(Dataset items)
• • • • • • •

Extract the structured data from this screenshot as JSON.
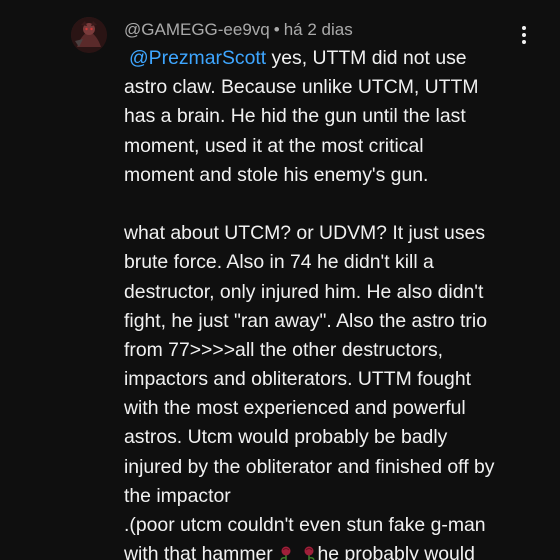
{
  "comment": {
    "author": "@GAMEGG-ee9vq",
    "separator": "•",
    "timestamp": "há 2 dias",
    "menu_icon": "more-vert-icon",
    "avatar_icon": "user-avatar",
    "mention": "@PrezmarScott",
    "lines": {
      "l1_rest": " yes, UTTM did not use",
      "l2": "astro claw. Because unlike UTCM, UTTM",
      "l3": "has a brain. He hid the gun until the last",
      "l4": "moment, used it at the most critical",
      "l5": "moment and stole his enemy's gun.",
      "l6": "what about UTCM? or UDVM? It just uses",
      "l7": "brute force. Also in 74 he didn't kill a",
      "l8": "destructor, only injured him. He also didn't",
      "l9": "fight, he just \"ran away\". Also the astro trio",
      "l10": "from 77>>>>all the other destructors,",
      "l11": "impactors and obliterators. UTTM fought",
      "l12": "with the most experienced and powerful",
      "l13": "astros. Utcm would probably be badly",
      "l14": "injured by the obliterator and finished off by",
      "l15": "the impactor",
      "l16": ".(poor utcm couldn't even stun fake g-man",
      "l17_a": "with that hammer",
      "l17_b": "he probably would"
    },
    "emoji_icons": [
      "wilted-rose-emoji",
      "wilted-rose-emoji"
    ],
    "colors": {
      "background": "#0f0f0f",
      "text": "#f1f1f1",
      "meta": "#aaaaaa",
      "mention": "#3ea6ff"
    }
  }
}
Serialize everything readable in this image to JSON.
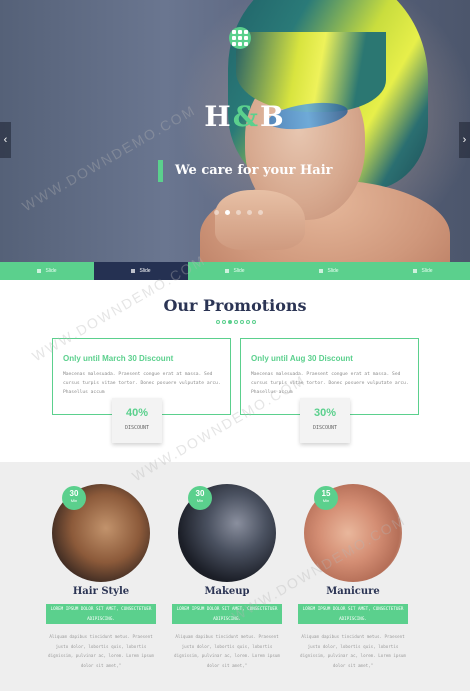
{
  "hero": {
    "brand_h": "H",
    "brand_amp": "&",
    "brand_b": "B",
    "tagline": "We care for your Hair",
    "prev_arrow": "‹",
    "next_arrow": "›"
  },
  "slidebar": {
    "tabs": [
      "Slide",
      "Slide",
      "Slide",
      "Slide",
      "Slide"
    ],
    "active_index": 1
  },
  "promotions": {
    "title": "Our Promotions",
    "cards": [
      {
        "heading": "Only until March 30 Discount",
        "text": "Maecenas malesuada. Praesent congue erat at massa. Sed cursus turpis vitae tortor. Donec posuere vulputate arcu. Phasellus accum",
        "percent": "40%",
        "label": "DISCOUNT"
      },
      {
        "heading": "Only until Aug 30 Discount",
        "text": "Maecenas malesuada. Praesent congue erat at massa. Sed cursus turpis vitae tortor. Donec posuere vulputate arcu. Phasellus accum",
        "percent": "30%",
        "label": "DISCOUNT"
      }
    ]
  },
  "services": [
    {
      "number": "30",
      "unit": "Min",
      "name": "Hair Style",
      "subtitle": "LOREM IPSUM DOLOR SIT AMET, CONSECTETUER ADIPISCING.",
      "description": "Aliquam dapibus tincidunt metus. Praesent justo dolor, lobortis quis, lobortis dignissim, pulvinar ac, lorem. Lorem ipsum dolor sit amet,\""
    },
    {
      "number": "30",
      "unit": "Min",
      "name": "Makeup",
      "subtitle": "LOREM IPSUM DOLOR SIT AMET, CONSECTETUER ADIPISCING.",
      "description": "Aliquam dapibus tincidunt metus. Praesent justo dolor, lobortis quis, lobortis dignissim, pulvinar ac, lorem. Lorem ipsum dolor sit amet,\""
    },
    {
      "number": "15",
      "unit": "Min",
      "name": "Manicure",
      "subtitle": "LOREM IPSUM DOLOR SIT AMET, CONSECTETUER ADIPISCING.",
      "description": "Aliquam dapibus tincidunt metus. Praesent justo dolor, lobortis quis, lobortis dignissim, pulvinar ac, lorem. Lorem ipsum dolor sit amet,\""
    }
  ],
  "watermark": "WWW.DOWNDEMO.COM",
  "colors": {
    "accent_green": "#5bd08d",
    "navy": "#2b3454",
    "active_tab": "#253152"
  }
}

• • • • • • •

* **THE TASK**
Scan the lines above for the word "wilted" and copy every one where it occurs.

* **EXERCISE SOLUTION**
      "wilted-rose-emoji",
      "wilted-rose-emoji"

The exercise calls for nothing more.